On January 20, 2017, Reince Priebus, the White House Chief of Staff and Assistant to the President, issued a memorandum to the heads of all executive departments and agencies ordering them to freeze the processing of all regulations. The stated intent of this action is to ensure that “the President’s appointees or designees have the opportunity to review any new or pending regulations.” At the outset, the memo states that, with the exception of regulations addressing any “emergency situations” or “urgent circumstances relating to health, safety, financial, or national security matters” and those subject to statutory or judicial deadlines, no regulations are to be sent to the Office of the Federal Register (“OFR”) until they have been reviewed and approved by an agency or department head appointed by President Trump and vetted with the Office of Management and Budget Director. In addition, new or pending regulations that have been already been sent to the OFR, but not yet published, should be withdrawn (consistent with OFR procedures).
While on its face, this memo appears to only affect those regulations that are currently under review and have not yet been published as final in the Federal Register, it is clear that the intention is to allow the new administration to re-evaluate final rules that have not yet taken effect and possibly even those that have. For those regulations that have been published in the Federal Register, but have not yet taken effect, the memo orders the agencies to temporarily postpone their effective date for 60 days from January 20th (not from the published effective date), for the stated purpose of “reviewing questions of fact, law, and policy.” Further, the memo states that in instances where it is permissible, the agencies should consider proposing a notice-and-comment period that extends beyond the 60-day moratorium.
Relying on the Regulatory Planning and Review Executive Order (“E.O.”) 12866 issued in 1993 by President Clinton, as well as E.O. 13422 (which amended E.O. 12866 to include, among other things, the definition of agency “guidance”) issued by President Bush in 2007, the memo employs a broad definition of the term “regulation.” In other words, the memo purports to require the review and consideration of any instrument, including guidance documents, memoranda and opinions that have a “binding” regulatory effect or would otherwise influence the interpretation of law by an agency.

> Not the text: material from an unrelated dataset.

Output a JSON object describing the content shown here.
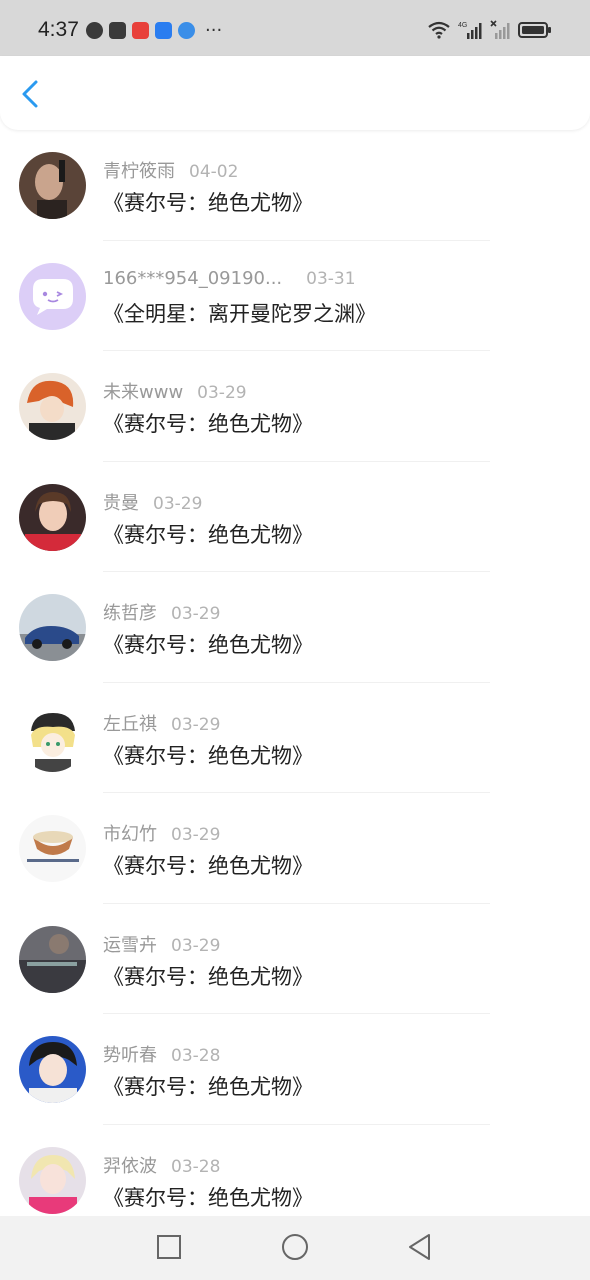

While not plainly stated in the memo, the regulatory freeze may allow the incoming administration to identify already finalized regulations and potentially refer those to Congress for disapproval utilizing the Congressional Review Act (“CRA”) of 1996. Under the CRA, Congress can “disapprove” a regulation issued as a final rule by a federal agency by issuing a joint “disapproval resolution” within 60 legislative days of the regulation being referred to Congress. While the CRA has been rarely utilized, most notably due to the level of effort needed to pass each resolution and because of the threat of Presidential veto, it is likely to be utilized in this instance, in part because efforts are underway to streamline the process (e.g. H.R. 21 (“Midnight Rules Relief Act of 2017”) would allow the “bundling” of multiple regulations into a single joint resolution) and the same party controls both the Legislative and the Executive branches.
The potential effect of the memo is broadly sweeping, with numerous rules issued by the U.S. Fish and Wildlife Service, National Marine Fisheries Service, and other agencies, particularly in areas relating to endangered species likely to be reviewed and considered for their effects on the regulated communities. For example, on January 25, 2017, the wildlife agencies announced that they would be delaying the effective date for revisions to the Regulations for Candidate Conservation Agreements with Assurances from January 26th to March 21st. What is certain is that many of the regulations developed at the end of the Obama administration are unlikely to survive this process.